Master's Student Sabrina Roc Accepted to AAMFT Fellowship Program
Sabrina Roc, a second-year Couple and Family Therapy master’s student, has been accepted into the 2019 Minority Fellowship Program for the American Association for Marriage and Family Therapy (AAMFT).
The AAMFT Minority Fellowship Program (MFP) works to increase access to mental health services for underserved minority populations in America. The program’s goal is to reduce health disparities and improve behavioral health care outcomes for racially and ethnically diverse populations.
Encouraged to apply to the fellowship by Dr. Leigh Leslie, Dr. Patricia Barros, and Dr. Mona Mittal, Sabrina found faculty support to be invaluable during the application process. “Mona took the time to help me complete my application in a way that would highlight my interests the best,” said Sabrina.
In addition to her professional interests aligning succinctly with MFP’s specific focus on individuals transitioning to adulthood (16-25), the program’s underlying principle that underserved minority populations have just as much right to culturally competent mental health care was a key motivator for Sabrina. In her own words, “The ability to receive supplemental training in substance abuse treatment, prevention, cultural competence, as well as professional mentorship resonated with me deeply and added more motivation to apply.”
Hailing from Tallahassee, Florida, Sabrina received her Bachelor of Science in Family and Child Sciences from Florida State University. After receiving her undergraduate degree, Sabrina worked as the Campus Director for Every Nation Ministries on several college campuses in Tallahassee.

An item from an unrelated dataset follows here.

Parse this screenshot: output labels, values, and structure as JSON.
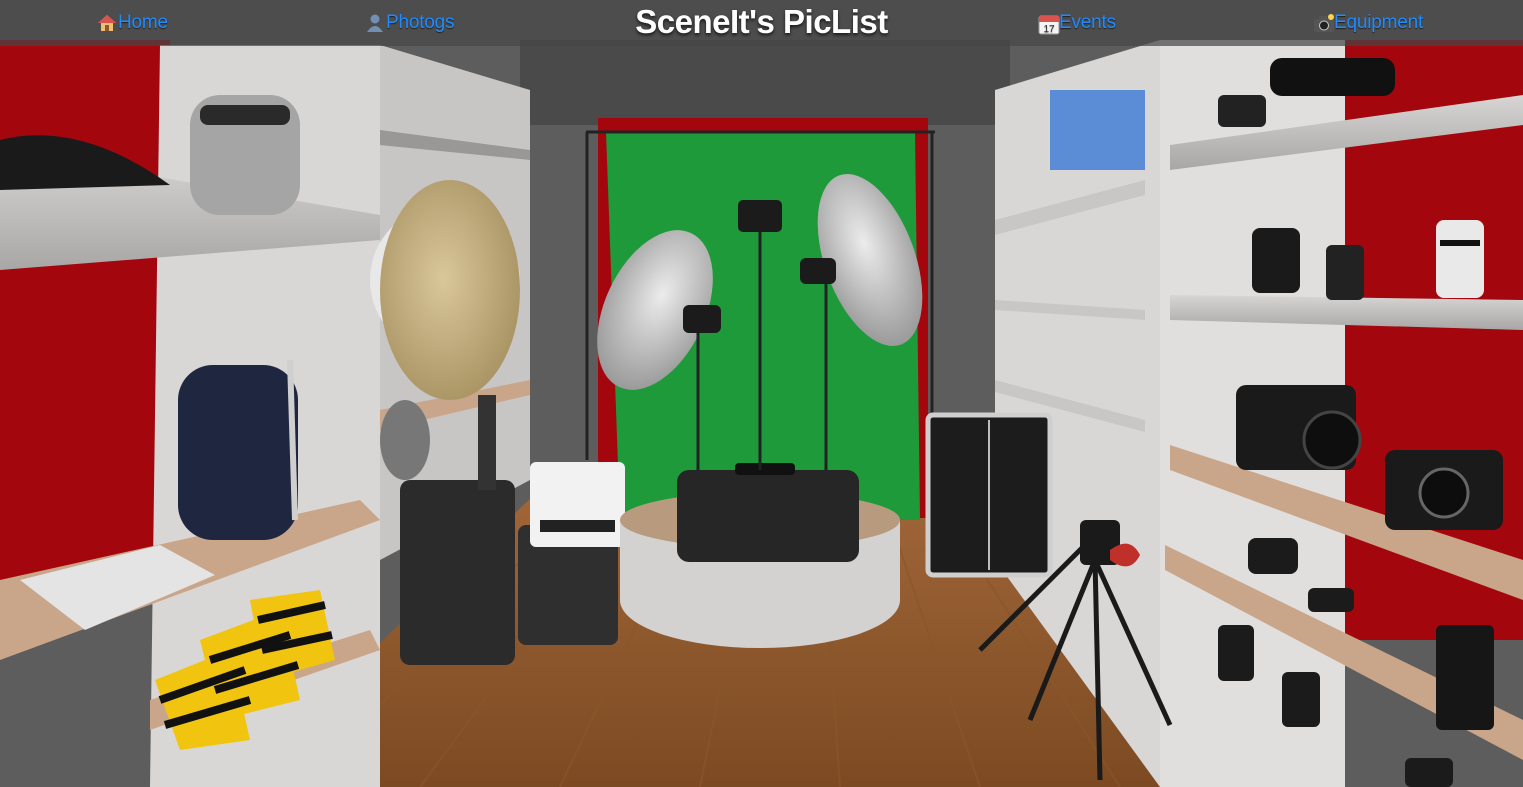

Her campus ministry background sparked her research interests in emerging adulthood, and the unique challenges faced in that transitional age; identity formation, loneliness, anxiety and others.
By increasing the number of culturally competent masters-level behavioral health professionals serving children, adolescents, and populations in the transition to adulthood (ages 16-25), the MFP fellowship aims to increase access to, and the quality of behavioral health care for those under the age of 26.
In Family Science, we are excited to support our Couple and Family Therapy master’s students as they develop into successful, culturally competent therapists.